LONDON -- British pharmaceutical heavyweights Glaxo Wellcome PLC and SmithKline Beecham PLC reached agreement to merge into the world's largest drugmaker, the companies announced Monday.
The merger would create a company valued at $182.4 billion and with a 7.3 percent share of the global pharmaceutical market.
The company expects $1.6 billion in pretax cost savings after three years. The group said job cuts were expected, but it released no other details.
"It is inevitable that redundancies will arise as a result of bringing the two companies together," the companies said in a statement.
The planned merger still must be approved by the Federal Trade Commission and the European Union.
Under the planned deal, Glaxo shareholders would hold a 58.8 percent stake in the new group, while SmithKline would hold a 41.3 stake.
The new company would have its corporate headquarters in London. Its new operational base would be in the United States.
The planned merger demonstrates the pressure facing even the biggest names in the pharmaceutical industry to consolidate with rivals as a way to afford the rising costs of developing and selling new medicines. It is also likely to trigger a new round of takeovers and mergers throughout the industry.
Only last week, Pfizer Inc. emerged as the likely winner in the battle for U.S. drugmaker Warner-Lambert Co. Bowing to pressure from its investors, Warner-Lambert management said they would negotiate a buyout from Pfizer, backing away from a previously announced merger deal with American Home Products Corp. If that deal goes forward, the combined group would have 6.5 percent of the global market.
Talks between Glaxo and SmithKline were only formally announced on Friday. Previous discussions between the two groups collapsed two years ago over differences between their top executives.
Glaxo's strength lies in its top anti-migraine drug, Imitrex, and in treatments for asthma and viral infections including HIV.
SmithKline's top products include the antibiotic Augmentin, the anti-depressant Paxil and a new diabetes drug, Avandia. It also has a strong vaccines business.
After news emerged that the companies were in merger talks, analysts said a consolidation would make sense. The two companies have complementary drug portfolios, and a merger would let them pool their research and development funds and would give the merged company a bigger sales and marketing force.
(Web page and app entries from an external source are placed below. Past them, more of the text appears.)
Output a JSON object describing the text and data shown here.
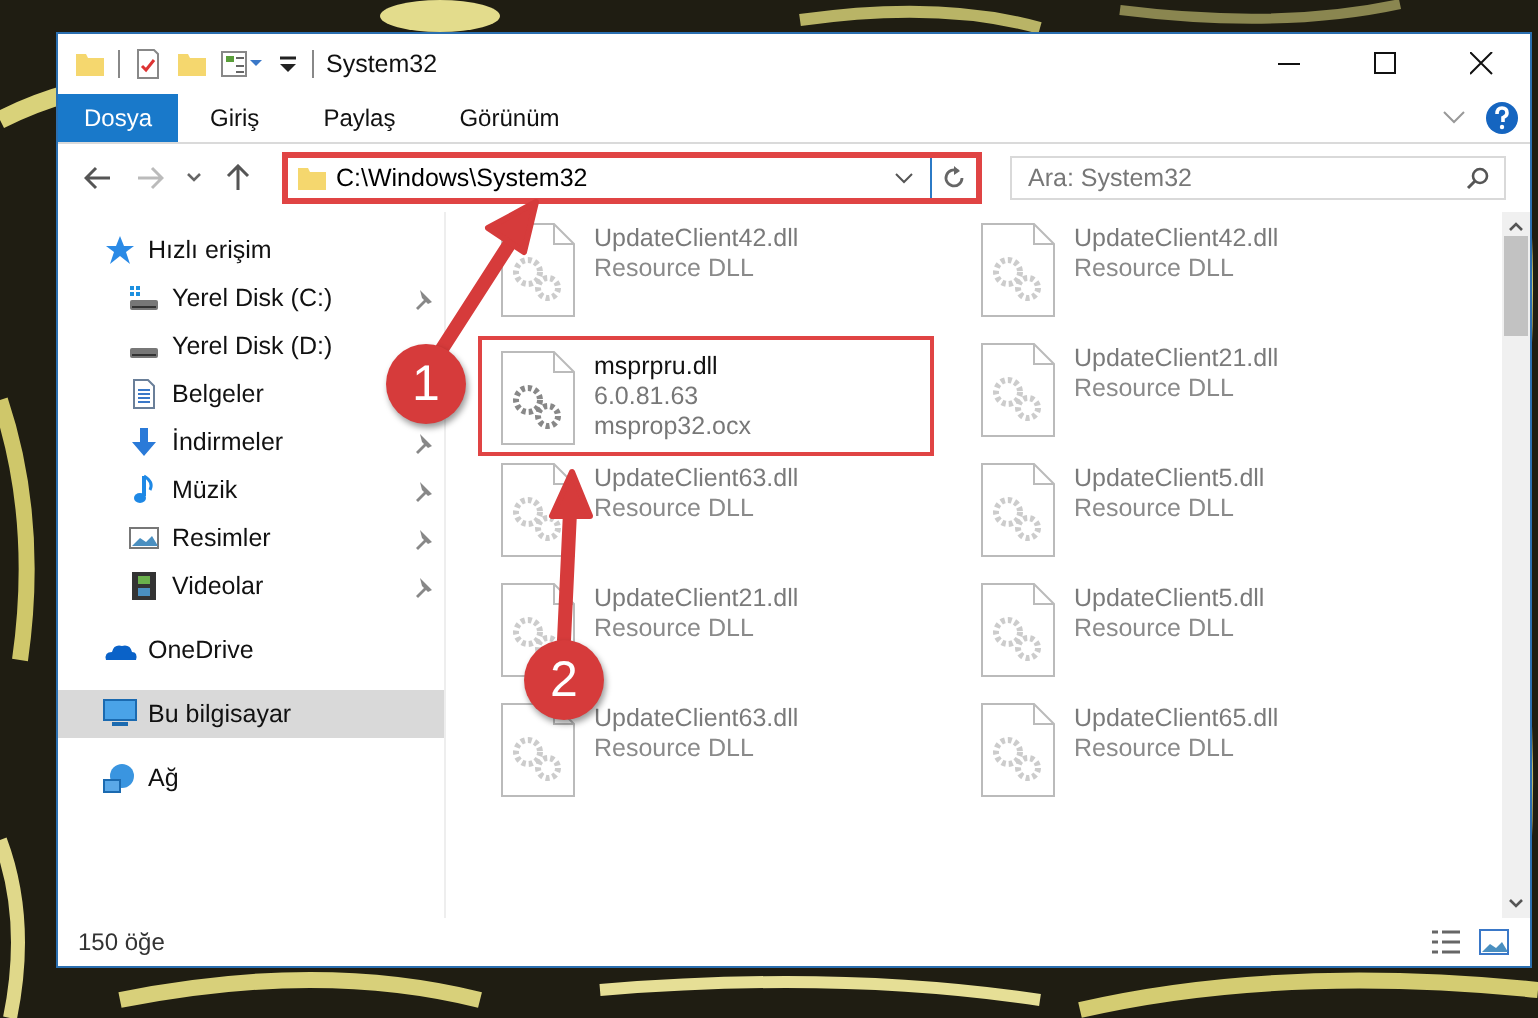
{
  "window": {
    "title": "System32"
  },
  "ribbon_tabs": [
    {
      "label": "Dosya",
      "selected": true
    },
    {
      "label": "Giriş",
      "selected": false
    },
    {
      "label": "Paylaş",
      "selected": false
    },
    {
      "label": "Görünüm",
      "selected": false
    }
  ],
  "address_bar": {
    "path": "C:\\Windows\\System32",
    "highlighted": true
  },
  "search": {
    "placeholder": "Ara: System32"
  },
  "sidebar": {
    "items": [
      {
        "label": "Hızlı erişim",
        "kind": "star",
        "selected": false,
        "children": [
          {
            "label": "Yerel Disk (C:)",
            "kind": "windrive",
            "pinned": true,
            "selected": false
          },
          {
            "label": "Yerel Disk (D:)",
            "kind": "drive",
            "selected": false
          },
          {
            "label": "Belgeler",
            "kind": "documents",
            "selected": false
          },
          {
            "label": "İndirmeler",
            "kind": "download",
            "pinned": true,
            "selected": false
          },
          {
            "label": "Müzik",
            "kind": "music",
            "pinned": true,
            "selected": false
          },
          {
            "label": "Resimler",
            "kind": "pictures",
            "pinned": true,
            "selected": false
          },
          {
            "label": "Videolar",
            "kind": "videos",
            "pinned": true,
            "selected": false
          }
        ]
      },
      {
        "label": "OneDrive",
        "kind": "cloud",
        "selected": false
      },
      {
        "label": "Bu bilgisayar",
        "kind": "computer",
        "selected": true
      },
      {
        "label": "Ağ",
        "kind": "network",
        "selected": false
      }
    ]
  },
  "files": [
    {
      "name": "UpdateClient42.dll",
      "lines": [
        "Resource DLL"
      ],
      "blurred": true,
      "highlighted": false
    },
    {
      "name": "UpdateClient42.dll",
      "lines": [
        "Resource DLL"
      ],
      "blurred": true,
      "highlighted": false
    },
    {
      "name": "msprpru.dll",
      "lines": [
        "6.0.81.63",
        "msprop32.ocx"
      ],
      "blurred": false,
      "highlighted": true
    },
    {
      "name": "UpdateClient21.dll",
      "lines": [
        "Resource DLL"
      ],
      "blurred": true,
      "highlighted": false
    },
    {
      "name": "UpdateClient63.dll",
      "lines": [
        "Resource DLL"
      ],
      "blurred": true,
      "highlighted": false
    },
    {
      "name": "UpdateClient5.dll",
      "lines": [
        "Resource DLL"
      ],
      "blurred": true,
      "highlighted": false
    },
    {
      "name": "UpdateClient21.dll",
      "lines": [
        "Resource DLL"
      ],
      "blurred": true,
      "highlighted": false
    },
    {
      "name": "UpdateClient5.dll",
      "lines": [
        "Resource DLL"
      ],
      "blurred": true,
      "highlighted": false
    },
    {
      "name": "UpdateClient63.dll",
      "lines": [
        "Resource DLL"
      ],
      "blurred": true,
      "highlighted": false
    },
    {
      "name": "UpdateClient65.dll",
      "lines": [
        "Resource DLL"
      ],
      "blurred": true,
      "highlighted": false
    }
  ],
  "status_bar": {
    "count": "150 öğe"
  },
  "annotations": [
    {
      "label": "1"
    },
    {
      "label": "2"
    }
  ]
}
On Friday, after announcing that talks had resumed, both companies saw their U.S. shares surge on the New York Stock Exchange. Glaxo rose $2.25 to $60.25, while SmithKline rose $3 to $69.75.
Worldwide pharmaceutical sales of the combined company would total $17.8 billion, based on 1998 annual figures. That would surpass the $15.9 billion in sales of a combined Pfizer-Warner-Lambert.